Exercise
Every record below, from first to last: print it exactly as shown.

-=-=-=-=-

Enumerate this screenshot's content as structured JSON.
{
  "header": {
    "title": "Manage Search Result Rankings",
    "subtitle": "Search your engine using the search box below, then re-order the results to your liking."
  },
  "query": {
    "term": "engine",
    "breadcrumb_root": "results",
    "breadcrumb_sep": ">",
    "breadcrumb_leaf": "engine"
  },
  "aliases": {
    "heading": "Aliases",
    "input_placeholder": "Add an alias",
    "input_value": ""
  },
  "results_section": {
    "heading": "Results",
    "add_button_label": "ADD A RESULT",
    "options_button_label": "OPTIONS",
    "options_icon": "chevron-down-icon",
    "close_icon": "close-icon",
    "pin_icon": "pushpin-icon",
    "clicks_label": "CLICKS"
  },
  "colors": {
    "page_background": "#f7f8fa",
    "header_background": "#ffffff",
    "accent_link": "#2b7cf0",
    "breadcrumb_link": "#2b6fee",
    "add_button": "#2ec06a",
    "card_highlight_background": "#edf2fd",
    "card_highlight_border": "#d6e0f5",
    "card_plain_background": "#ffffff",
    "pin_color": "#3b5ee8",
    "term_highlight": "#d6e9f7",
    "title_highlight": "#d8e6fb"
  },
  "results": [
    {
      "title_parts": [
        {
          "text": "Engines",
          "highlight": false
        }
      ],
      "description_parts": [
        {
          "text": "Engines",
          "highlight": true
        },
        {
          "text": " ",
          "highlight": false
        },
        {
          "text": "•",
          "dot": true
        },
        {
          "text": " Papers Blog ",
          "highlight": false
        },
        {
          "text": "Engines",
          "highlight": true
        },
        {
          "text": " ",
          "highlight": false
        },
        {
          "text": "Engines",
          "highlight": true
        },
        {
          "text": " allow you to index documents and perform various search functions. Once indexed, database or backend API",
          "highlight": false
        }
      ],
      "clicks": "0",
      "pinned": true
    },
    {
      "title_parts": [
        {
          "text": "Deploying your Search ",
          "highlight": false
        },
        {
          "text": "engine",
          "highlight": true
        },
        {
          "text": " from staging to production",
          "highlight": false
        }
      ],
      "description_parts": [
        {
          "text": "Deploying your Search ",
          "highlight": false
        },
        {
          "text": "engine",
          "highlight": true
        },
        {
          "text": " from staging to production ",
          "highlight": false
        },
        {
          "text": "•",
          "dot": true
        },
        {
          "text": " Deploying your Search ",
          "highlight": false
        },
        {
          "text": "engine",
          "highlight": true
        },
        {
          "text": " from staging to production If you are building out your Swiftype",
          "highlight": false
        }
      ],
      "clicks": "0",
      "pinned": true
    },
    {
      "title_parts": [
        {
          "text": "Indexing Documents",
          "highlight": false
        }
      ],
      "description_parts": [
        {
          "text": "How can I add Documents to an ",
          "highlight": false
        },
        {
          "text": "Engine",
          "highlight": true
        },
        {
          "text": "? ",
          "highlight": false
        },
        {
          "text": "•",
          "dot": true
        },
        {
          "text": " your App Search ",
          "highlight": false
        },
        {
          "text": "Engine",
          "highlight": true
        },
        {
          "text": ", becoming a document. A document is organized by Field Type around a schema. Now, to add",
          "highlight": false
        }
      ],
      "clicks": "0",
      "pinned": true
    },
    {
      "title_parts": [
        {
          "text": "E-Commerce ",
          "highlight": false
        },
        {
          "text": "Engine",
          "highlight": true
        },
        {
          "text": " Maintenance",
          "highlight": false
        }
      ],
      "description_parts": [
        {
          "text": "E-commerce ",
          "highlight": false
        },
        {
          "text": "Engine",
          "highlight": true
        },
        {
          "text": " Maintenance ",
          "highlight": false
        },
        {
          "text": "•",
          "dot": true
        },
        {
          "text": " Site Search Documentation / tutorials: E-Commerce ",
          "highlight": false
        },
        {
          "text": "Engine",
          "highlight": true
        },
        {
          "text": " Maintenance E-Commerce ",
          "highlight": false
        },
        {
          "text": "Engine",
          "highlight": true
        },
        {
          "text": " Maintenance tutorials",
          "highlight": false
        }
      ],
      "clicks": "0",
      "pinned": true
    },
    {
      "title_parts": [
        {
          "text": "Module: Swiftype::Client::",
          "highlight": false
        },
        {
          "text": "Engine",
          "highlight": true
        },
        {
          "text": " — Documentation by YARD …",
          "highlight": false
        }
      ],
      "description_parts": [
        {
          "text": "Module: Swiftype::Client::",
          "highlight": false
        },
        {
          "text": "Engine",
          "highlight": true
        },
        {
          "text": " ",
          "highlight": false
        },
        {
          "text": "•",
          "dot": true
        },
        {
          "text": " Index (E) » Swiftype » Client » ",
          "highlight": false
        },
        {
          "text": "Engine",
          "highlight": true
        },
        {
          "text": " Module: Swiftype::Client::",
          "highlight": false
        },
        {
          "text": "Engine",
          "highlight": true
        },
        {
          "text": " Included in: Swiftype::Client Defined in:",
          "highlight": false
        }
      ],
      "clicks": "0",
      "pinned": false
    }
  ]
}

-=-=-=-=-

Exercise answer
Enumerate this screenshot's content as structured JSON.
{
  "header": {
    "title": "Manage Search Result Rankings",
    "subtitle": "Search your engine using the search box below, then re-order the results to your liking."
  },
  "query": {
    "term": "engine",
    "breadcrumb_root": "results",
    "breadcrumb_sep": ">",
    "breadcrumb_leaf": "engine"
  },
  "aliases": {
    "heading": "Aliases",
    "input_placeholder": "Add an alias",
    "input_value": ""
  },
  "results_section": {
    "heading": "Results",
    "add_button_label": "ADD A RESULT",
    "options_button_label": "OPTIONS",
    "options_icon": "chevron-down-icon",
    "close_icon": "close-icon",
    "pin_icon": "pushpin-icon",
    "clicks_label": "CLICKS"
  },
  "colors": {
    "page_background": "#f7f8fa",
    "header_background": "#ffffff",
    "accent_link": "#2b7cf0",
    "breadcrumb_link": "#2b6fee",
    "add_button": "#2ec06a",
    "card_highlight_background": "#edf2fd",
    "card_highlight_border": "#d6e0f5",
    "card_plain_background": "#ffffff",
    "pin_color": "#3b5ee8",
    "term_highlight": "#d6e9f7",
    "title_highlight": "#d8e6fb"
  },
  "results": [
    {
      "title_parts": [
        {
          "text": "Engines",
          "highlight": false
        }
      ],
      "description_parts": [
        {
          "text": "Engines",
          "highlight": true
        },
        {
          "text": " ",
          "highlight": false
        },
        {
          "text": "•",
          "dot": true
        },
        {
          "text": " Papers Blog ",
          "highlight": false
        },
        {
          "text": "Engines",
          "highlight": true
        },
        {
          "text": " ",
          "highlight": false
        },
        {
          "text": "Engines",
          "highlight": true
        },
        {
          "text": " allow you to index documents and perform various search functions. Once indexed, database or backend API",
          "highlight": false
        }
      ],
      "clicks": "0",
      "pinned": true
    },
    {
      "title_parts": [
        {
          "text": "Deploying your Search ",
          "highlight": false
        },
        {
          "text": "engine",
          "highlight": true
        },
        {
          "text": " from staging to production",
          "highlight": false
        }
      ],
      "description_parts": [
        {
          "text": "Deploying your Search ",
          "highlight": false
        },
        {
          "text": "engine",
          "highlight": true
        },
        {
          "text": " from staging to production ",
          "highlight": false
        },
        {
          "text": "•",
          "dot": true
        },
        {
          "text": " Deploying your Search ",
          "highlight": false
        },
        {
          "text": "engine",
          "highlight": true
        },
        {
          "text": " from staging to production If you are building out your Swiftype",
          "highlight": false
        }
      ],
      "clicks": "0",
      "pinned": true
    },
    {
      "title_parts": [
        {
          "text": "Indexing Documents",
          "highlight": false
        }
      ],
      "description_parts": [
        {
          "text": "How can I add Documents to an ",
          "highlight": false
        },
        {
          "text": "Engine",
          "highlight": true
        },
        {
          "text": "? ",
          "highlight": false
        },
        {
          "text": "•",
          "dot": true
        },
        {
          "text": " your App Search ",
          "highlight": false
        },
        {
          "text": "Engine",
          "highlight": true
        },
        {
          "text": ", becoming a document. A document is organized by Field Type around a schema. Now, to add",
          "highlight": false
        }
      ],
      "clicks": "0",
      "pinned": true
    },
    {
      "title_parts": [
        {
          "text": "E-Commerce ",
          "highlight": false
        },
        {
          "text": "Engine",
          "highlight": true
        },
        {
          "text": " Maintenance",
          "highlight": false
        }
      ],
      "description_parts": [
        {
          "text": "E-commerce ",
          "highlight": false
        },
        {
          "text": "Engine",
          "highlight": true
        },
        {
          "text": " Maintenance ",
          "highlight": false
        },
        {
          "text": "•",
          "dot": true
        },
        {
          "text": " Site Search Documentation / tutorials: E-Commerce ",
          "highlight": false
        },
        {
          "text": "Engine",
          "highlight": true
        },
        {
          "text": " Maintenance E-Commerce ",
          "highlight": false
        },
        {
          "text": "Engine",
          "highlight": true
        },
        {
          "text": " Maintenance tutorials",
          "highlight": false
        }
      ],
      "clicks": "0",
      "pinned": true
    },
    {
      "title_parts": [
        {
          "text": "Module: Swiftype::Client::",
          "highlight": false
        },
        {
          "text": "Engine",
          "highlight": true
        },
        {
          "text": " — Documentation by YARD …",
          "highlight": false
        }
      ],
      "description_parts": [
        {
          "text": "Module: Swiftype::Client::",
          "highlight": false
        },
        {
          "text": "Engine",
          "highlight": true
        },
        {
          "text": " ",
          "highlight": false
        },
        {
          "text": "•",
          "dot": true
        },
        {
          "text": " Index (E) » Swiftype » Client » ",
          "highlight": false
        },
        {
          "text": "Engine",
          "highlight": true
        },
        {
          "text": " Module: Swiftype::Client::",
          "highlight": false
        },
        {
          "text": "Engine",
          "highlight": true
        },
        {
          "text": " Included in: Swiftype::Client Defined in:",
          "highlight": false
        }
      ],
      "clicks": "0",
      "pinned": false
    }
  ]
}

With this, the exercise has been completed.